One of the most dominating features of Rome’s impressive skyline is St. Peter’s basilica, which seems to impose itself upon the horizon whichever way you turn. It’s, even more, dominating up close; but as it’s the cornerstone of the mighty Catholic Church and the abode of its exalted leader Pope Francis, would you expect it to be anything less? Whether you’re a Christian or not, however, the Vatican still holds many wonders for an intrepid visitor, and shouldn’t be left off any decent Roman itinerary.
The first thing to know about the Vatican, which is officially named Vatican City, is that it’s actually a separate country.

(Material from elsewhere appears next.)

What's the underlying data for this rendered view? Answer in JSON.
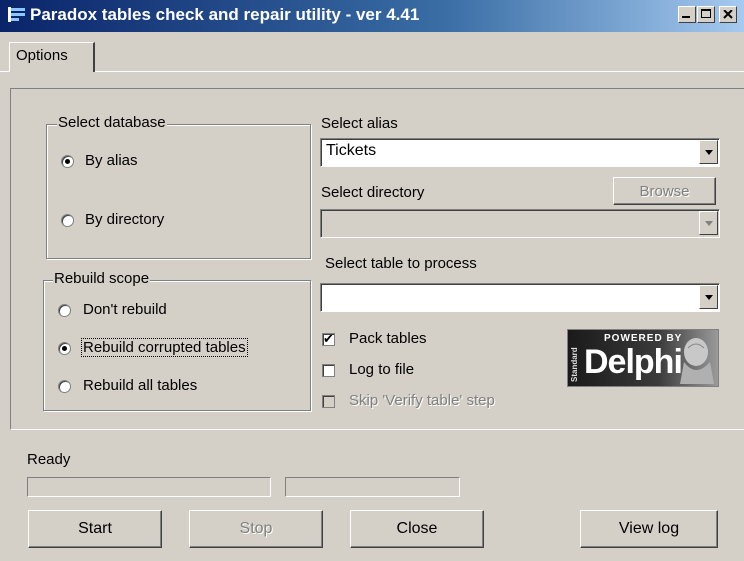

It’s a walled enclave within Rome, within Italy, but is, in fact, its own separate entity, and therefore the smallest state in the world by both population (451 at last count) and area (0.17 square miles). This means it’s pretty easy to find your way around (much more so than other countries), but it’s also pretty tough to tackle in one day alone; there’s a lot going on in Vatican City. Hop on to BUCKiTDREAM and see if anyone other travelers have braved the citadel, then whip out your BUCKiTDREAM planner and get busy sorting out your dream visit to the Vatican!
Essentially, it’s impossible to visit the Vatican without visiting Rome; it’s pretty impossible to stay within the walls of the big V itself (unless you’re a personal guest of The Pope), but you can get pretty damn close if you want. Luckily, there’s no real need to stay in and around the area itself, as Rome is a very walkable city. The Vatican is located to the North West of the city, just across the River Tiber; it’s never more than a half hour’s ramble across the Eternal City, and usually much less. Considering people traveled for weeks on pilgrimages for just a glimpse of the Holy Seat, you’ve probably got it pretty easy.
You don’t even need a map; just keep your good eye fixed on St. Peter’s dome. Your first introduction to the magnificence of the Vatican (and it is objectively and undeniably magnificent, despite your religious background) will be the long walk up to St. Peter’s Square (spoiler alert: actually a circle).
As you approach St. Peter’s Circle, you will be forced to engage with over-enthusiastic queue-jump merchants, who will put the hard sell on you to purchase a selection of Vatican package deals. Although your initial instinct will be to shoot these pesky peddlers back whence they came, it can be worth checking out their wares, as some of them will grant you access to the Vatican gardens, or allow you to hop into St. Peter’s via the museums, saving you a hike back around the outer walls. Just trust your gut on this one, because some of them are outright hustlers and not very Christian at all.
So, there are three main things to see in the Vatican; St. Peter’s basilica, the extensive Vatican museums, and the beautiful gardens laid out behind them. One of the highlights of your trip should be ascending St. Peter’s dome, which, while pretty unforgiving (ironically), will provide you with spectacular views of two countries; Vatican City and Italy’s beautiful capital. Other showstoppers in the basilica include Michelangelo’s staggering statue (the first of its kind; they usually stay totally still!) Pietà, which depicts an unusually youthful Madonna cradling the corpse of her notorious 33-year-old son after he was de-nailed from the cross. It’s free to enter the basilica itself, but you have to pay a small amount to visit a few choice areas. One of these is the Pope Tomb, also known as the Vatican Grottoes, which house scores of dead Popes, including the most recently deceased (and recently canonized) John Paul II.
Onwards to the Vatican museums, where wonder-boy Michelangelo is once again the star of the show with his intricate masterpiece, the Sistine Chapel. Worth the price of entry alone (which is around $20 by the way), this Renaissance stunner is truly a marvel to behold, not least of all because the artist did the whole thing lying on his back, suspended on a piece of wood. Elsewhere in the 54-strong museums are famous works by Raphael, Da Vinci, and Caravaggio’s exalted masterpiece ‘The Deposition of Christ’, which conveys, with astounding composition, the dead Christ being lowered into his temporary tomb.
A stroll through the magnificent gardens is the perfect way to cap off a Vatican visit, before you make your way back down through St. Peter’s Circle. However, if you want to see these fields of holy green, you must go through a tour guide, as they’re not open to the riff-raff public like the basilica and museums. Keep in mind that queues in and around the Vatican can be extravagant. In busy seasons, it’d take a miracle to clear them in less than an hour, but if you get lucky during an off-peak visit, there’s a chance to dodge the major traffic jams.
So with that, you should be all set to make the most of your holy visit. But the Vatican is certainly not all that Rome has to offer! In fact, there’s so much you can do with your time in the Eternal City, you’re practically spoilt for choice. Check out Where to find 5 Caravaggio Masterpieces in Rome or All Roads Lead to Rome (and so do all Bucket Lists) for some more BUCKiTDREAM-approved ideas of how to while away a few dreamy days in Rome!